§ TASK
Will you output all of the data below exactly, omitting the images?

=== Section Start ===

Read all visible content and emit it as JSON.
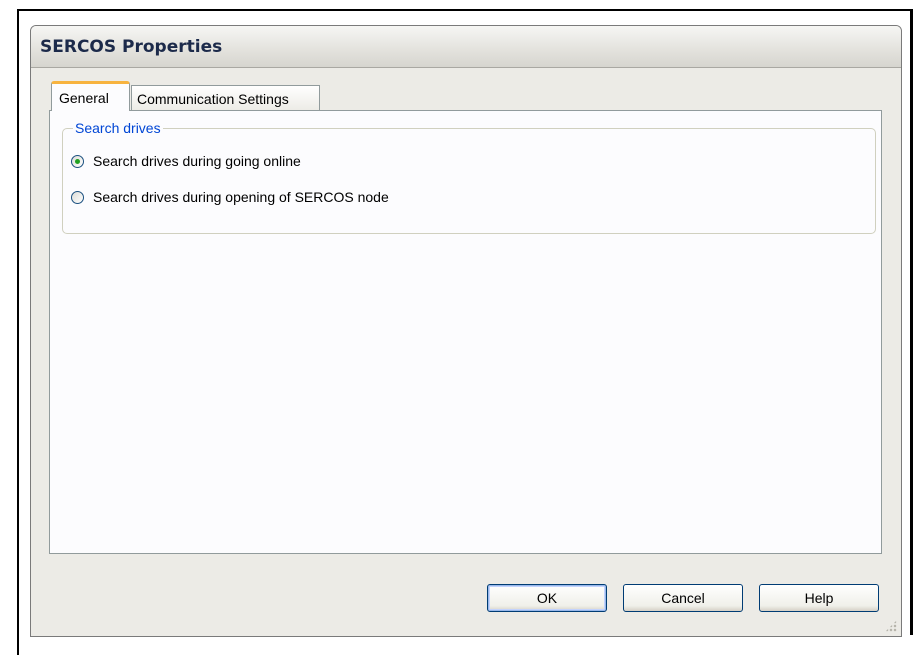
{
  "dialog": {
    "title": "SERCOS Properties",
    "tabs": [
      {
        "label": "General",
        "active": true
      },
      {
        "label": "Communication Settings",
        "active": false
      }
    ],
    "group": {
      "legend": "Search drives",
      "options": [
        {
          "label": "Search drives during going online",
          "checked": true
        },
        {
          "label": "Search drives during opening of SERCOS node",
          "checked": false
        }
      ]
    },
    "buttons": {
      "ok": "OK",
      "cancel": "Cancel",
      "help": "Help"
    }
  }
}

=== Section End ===

§ SOLUTION
Read all visible content and emit it as JSON.
{
  "dialog": {
    "title": "SERCOS Properties",
    "tabs": [
      {
        "label": "General",
        "active": true
      },
      {
        "label": "Communication Settings",
        "active": false
      }
    ],
    "group": {
      "legend": "Search drives",
      "options": [
        {
          "label": "Search drives during going online",
          "checked": true
        },
        {
          "label": "Search drives during opening of SERCOS node",
          "checked": false
        }
      ]
    },
    "buttons": {
      "ok": "OK",
      "cancel": "Cancel",
      "help": "Help"
    }
  }
}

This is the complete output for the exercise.